Collected data
*** Begin section ***
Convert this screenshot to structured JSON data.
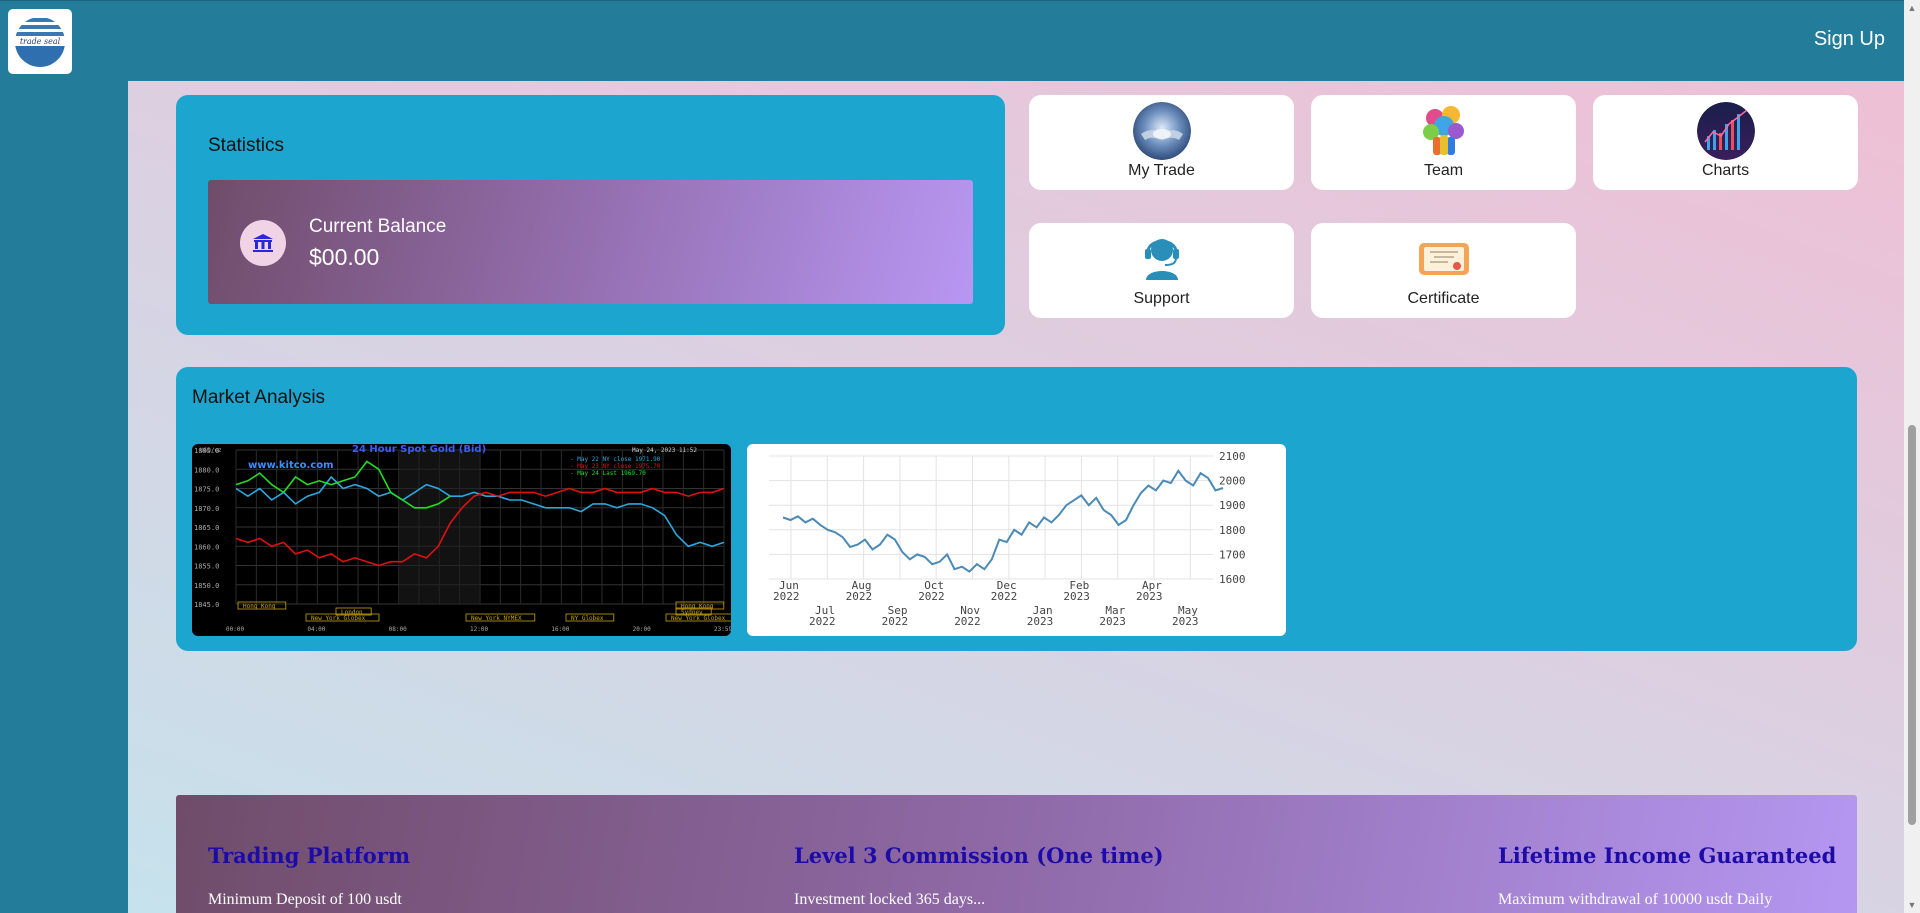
{
  "header": {
    "logo_text": "trade seal",
    "signup_label": "Sign Up"
  },
  "statistics": {
    "title": "Statistics",
    "balance_label": "Current Balance",
    "balance_value": "$00.00"
  },
  "tiles": [
    {
      "label": "My Trade",
      "icon": "handshake-globe-icon"
    },
    {
      "label": "Team",
      "icon": "team-icon"
    },
    {
      "label": "Charts",
      "icon": "charts-icon"
    },
    {
      "label": "Support",
      "icon": "support-headset-icon"
    },
    {
      "label": "Certificate",
      "icon": "certificate-icon"
    }
  ],
  "market": {
    "title": "Market Analysis"
  },
  "chart_data": [
    {
      "type": "line",
      "title": "24 Hour Spot Gold (Bid)",
      "source": "www.kitco.com",
      "date": "May 24, 2023 11:52",
      "ylabel": "USD/oz",
      "y_ticks": [
        "1885.0",
        "1880.0",
        "1875.0",
        "1870.0",
        "1865.0",
        "1860.0",
        "1855.0",
        "1850.0",
        "1845.0"
      ],
      "x_ticks": [
        "00:00",
        "04:00",
        "08:00",
        "12:00",
        "16:00",
        "20:00",
        "23:59"
      ],
      "sessions": [
        "Hong Kong",
        "London",
        "New York Globex",
        "New York NYMEX",
        "NY Globex",
        "Hong Kong",
        "Sydney",
        "New York Globex"
      ],
      "legend": [
        {
          "name": "May 22 NY close 1971.90",
          "color": "#29a8e0"
        },
        {
          "name": "May 23 NY close 1975.70",
          "color": "#e01010"
        },
        {
          "name": "May 24 Last 1969.70",
          "color": "#22dd22"
        }
      ],
      "series": [
        {
          "name": "May 22",
          "color": "#29a8e0",
          "values": [
            1875,
            1873,
            1875,
            1872,
            1874,
            1871,
            1873,
            1874,
            1878,
            1875,
            1876,
            1875,
            1873,
            1874,
            1872,
            1874,
            1876,
            1875,
            1873,
            1873,
            1874,
            1873,
            1873,
            1872,
            1872,
            1871,
            1870,
            1870,
            1870,
            1869,
            1871,
            1871,
            1870,
            1871,
            1871,
            1870,
            1868,
            1863,
            1860,
            1861,
            1860,
            1861
          ]
        },
        {
          "name": "May 23",
          "color": "#e01010",
          "values": [
            1862,
            1861,
            1862,
            1860,
            1861,
            1858,
            1859,
            1857,
            1858,
            1856,
            1857,
            1856,
            1855,
            1856,
            1856,
            1858,
            1857,
            1860,
            1866,
            1870,
            1873,
            1874,
            1873,
            1874,
            1874,
            1874,
            1873,
            1874,
            1875,
            1874,
            1874,
            1875,
            1874,
            1874,
            1874,
            1875,
            1874,
            1874,
            1873,
            1874,
            1874,
            1875
          ]
        },
        {
          "name": "May 24",
          "color": "#22dd22",
          "values": [
            1876,
            1877,
            1879,
            1876,
            1874,
            1878,
            1876,
            1877,
            1876,
            1877,
            1878,
            1882,
            1880,
            1874,
            1872,
            1870,
            1870,
            1871,
            1873
          ]
        }
      ]
    },
    {
      "type": "line",
      "y_ticks": [
        2100,
        2000,
        1900,
        1800,
        1700,
        1600
      ],
      "ylim": [
        1600,
        2100
      ],
      "x_ticks_top": [
        "Jun\n2022",
        "Aug\n2022",
        "Oct\n2022",
        "Dec\n2022",
        "Feb\n2023",
        "Apr\n2023"
      ],
      "x_ticks_bottom": [
        "Jul\n2022",
        "Sep\n2022",
        "Nov\n2022",
        "Jan\n2023",
        "Mar\n2023",
        "May\n2023"
      ],
      "series": [
        {
          "name": "",
          "color": "#4b8ab7",
          "values": [
            1850,
            1840,
            1855,
            1830,
            1845,
            1820,
            1800,
            1790,
            1770,
            1730,
            1740,
            1760,
            1720,
            1740,
            1780,
            1760,
            1710,
            1680,
            1700,
            1690,
            1660,
            1670,
            1700,
            1640,
            1650,
            1630,
            1660,
            1640,
            1680,
            1760,
            1750,
            1800,
            1780,
            1830,
            1810,
            1850,
            1830,
            1860,
            1900,
            1920,
            1940,
            1900,
            1930,
            1880,
            1860,
            1820,
            1840,
            1900,
            1950,
            1980,
            1960,
            2000,
            1990,
            2040,
            2000,
            1980,
            2030,
            2010,
            1960,
            1970
          ]
        }
      ]
    }
  ],
  "features": [
    {
      "title": "Trading Platform",
      "desc": "Minimum Deposit of 100 usdt"
    },
    {
      "title": "Level 3 Commission (One time)",
      "desc": "Investment locked 365 days..."
    },
    {
      "title": "Lifetime Income Guaranteed",
      "desc": "Maximum withdrawal of 10000 usdt Daily"
    }
  ]
}
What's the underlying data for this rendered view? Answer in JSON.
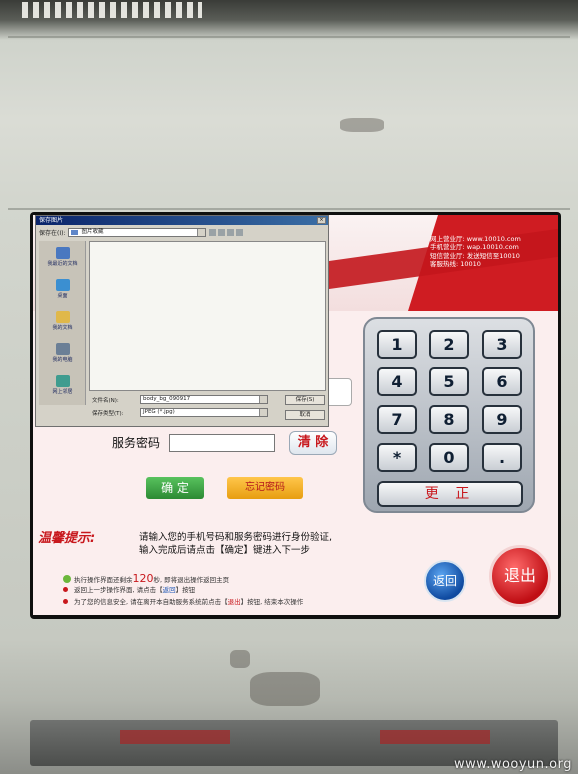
{
  "header": {
    "hotline_lines": [
      "网上营业厅: www.10010.com",
      "手机营业厅: wap.10010.com",
      "短信营业厅: 发送短信至10010",
      "客服热线: 10010"
    ]
  },
  "save_dialog": {
    "title": "保存图片",
    "save_in_label": "保存在(I):",
    "save_in_value": "图片收藏",
    "places": [
      "我最近的文档",
      "桌面",
      "我的文档",
      "我的电脑",
      "网上邻居"
    ],
    "filename_label": "文件名(N):",
    "filename_value": "body_bg_090917",
    "filetype_label": "保存类型(T):",
    "filetype_value": "JPEG (*.jpg)",
    "save_button": "保存(S)",
    "cancel_button": "取消"
  },
  "form": {
    "password_label": "服务密码",
    "clear_button": "清 除",
    "confirm_button": "确 定",
    "forgot_button": "忘记密码"
  },
  "keypad": {
    "keys": [
      "1",
      "2",
      "3",
      "4",
      "5",
      "6",
      "7",
      "8",
      "9",
      "*",
      "0",
      "."
    ],
    "correct_button": "更 正"
  },
  "tips": {
    "title": "温馨提示:",
    "line1": "请输入您的手机号码和服务密码进行身份验证,",
    "line2": "输入完成后请点击【确定】键进入下一步"
  },
  "info": {
    "countdown_pre": "执行操作界面还剩余",
    "countdown_value": "120",
    "countdown_post": "秒, 即将退出操作返回主页",
    "return_pre": "返回上一步操作界面, 请点击【",
    "return_word": "返回",
    "return_post": "】按钮",
    "exit_pre": "为了您的信息安全, 请在离开本自助服务系统前点击【",
    "exit_word": "退出",
    "exit_post": "】按钮, 结束本次操作"
  },
  "nav": {
    "back_button": "返回",
    "exit_button": "退出"
  },
  "watermark": "www.wooyun.org"
}
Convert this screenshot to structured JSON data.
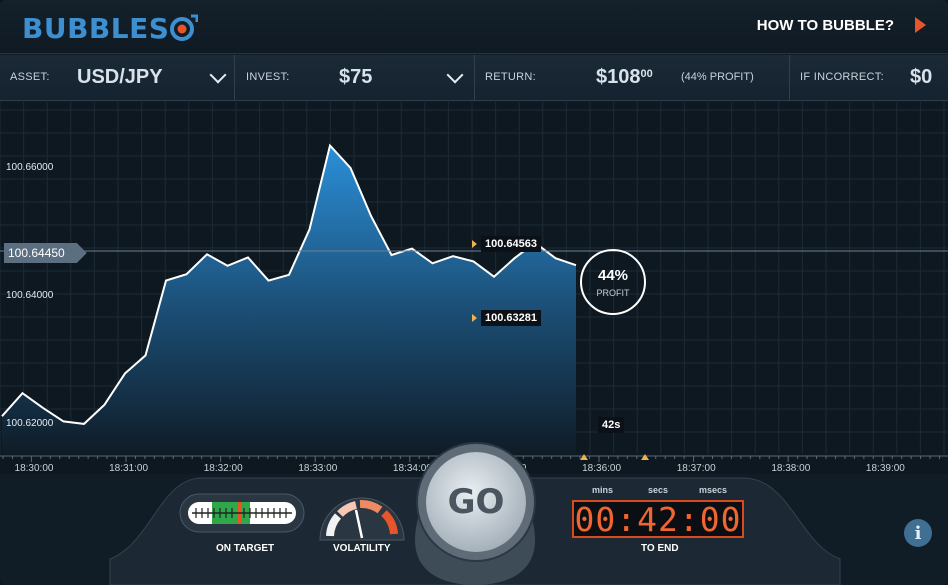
{
  "header": {
    "logo_text": "BUBBLES",
    "how_to_label": "HOW TO BUBBLE?",
    "brand_color": "#3d8fd0",
    "accent_color": "#e8552a"
  },
  "options": {
    "asset_label": "ASSET:",
    "asset_value": "USD/JPY",
    "invest_label": "INVEST:",
    "invest_value": "$75",
    "return_label": "RETURN:",
    "return_value": "$108",
    "return_cents": "00",
    "return_note": "(44% PROFIT)",
    "incorrect_label": "IF INCORRECT:",
    "incorrect_value": "$0"
  },
  "chart": {
    "current_price": "100.64450",
    "upper_price": "100.64563",
    "lower_price": "100.63281",
    "bubble_percent": "44%",
    "bubble_label": "PROFIT",
    "countdown_badge": "42s"
  },
  "chart_data": {
    "type": "area",
    "title": "",
    "xlabel": "",
    "ylabel": "",
    "y_ticks": [
      "100.66000",
      "100.64000",
      "100.62000"
    ],
    "x_ticks": [
      "18:30:00",
      "18:31:00",
      "18:32:00",
      "18:33:00",
      "18:34:00",
      "18:35:00",
      "18:36:00",
      "18:37:00",
      "18:38:00",
      "18:39:00"
    ],
    "ylim": [
      100.615,
      100.67
    ],
    "series": [
      {
        "values": [
          100.6209,
          100.6245,
          100.6222,
          100.6201,
          100.6197,
          100.6227,
          100.6276,
          100.6304,
          100.6421,
          100.6431,
          100.6462,
          100.6444,
          100.6457,
          100.6421,
          100.643,
          100.6501,
          100.6632,
          100.6597,
          100.6522,
          100.6461,
          100.6471,
          100.6448,
          100.6459,
          100.6451,
          100.6427,
          100.6456,
          100.648,
          100.6456,
          100.6445
        ]
      }
    ],
    "bubble_window": {
      "upper": 100.64563,
      "lower": 100.63281
    }
  },
  "controls": {
    "on_target_label": "ON TARGET",
    "volatility_label": "VOLATILITY",
    "go_label": "GO",
    "timer_value": "00:42:00",
    "timer_mins_label": "mins",
    "timer_secs_label": "secs",
    "timer_msecs_label": "msecs",
    "to_end_label": "TO END",
    "info_symbol": "i"
  }
}
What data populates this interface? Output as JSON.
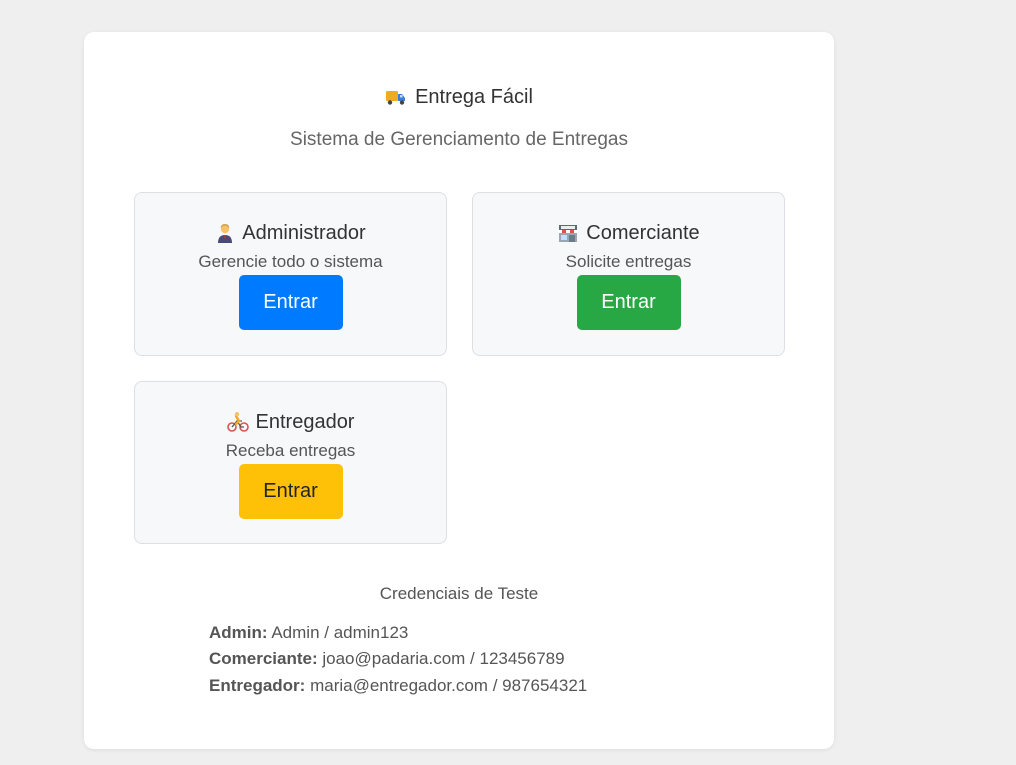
{
  "header": {
    "title": "Entrega Fácil",
    "subtitle": "Sistema de Gerenciamento de Entregas",
    "icon": "delivery-truck-icon"
  },
  "roles": [
    {
      "name": "Administrador",
      "description": "Gerencie todo o sistema",
      "button_label": "Entrar",
      "button_color": "#007bff",
      "button_text_color": "#ffffff",
      "icon": "admin-person-icon"
    },
    {
      "name": "Comerciante",
      "description": "Solicite entregas",
      "button_label": "Entrar",
      "button_color": "#28a745",
      "button_text_color": "#ffffff",
      "icon": "store-icon"
    },
    {
      "name": "Entregador",
      "description": "Receba entregas",
      "button_label": "Entrar",
      "button_color": "#ffc107",
      "button_text_color": "#212529",
      "icon": "cyclist-icon"
    }
  ],
  "credentials": {
    "title": "Credenciais de Teste",
    "lines": [
      {
        "label": "Admin:",
        "value": "Admin / admin123"
      },
      {
        "label": "Comerciante:",
        "value": "joao@padaria.com / 123456789"
      },
      {
        "label": "Entregador:",
        "value": "maria@entregador.com / 987654321"
      }
    ]
  }
}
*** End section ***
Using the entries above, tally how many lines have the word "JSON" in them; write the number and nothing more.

4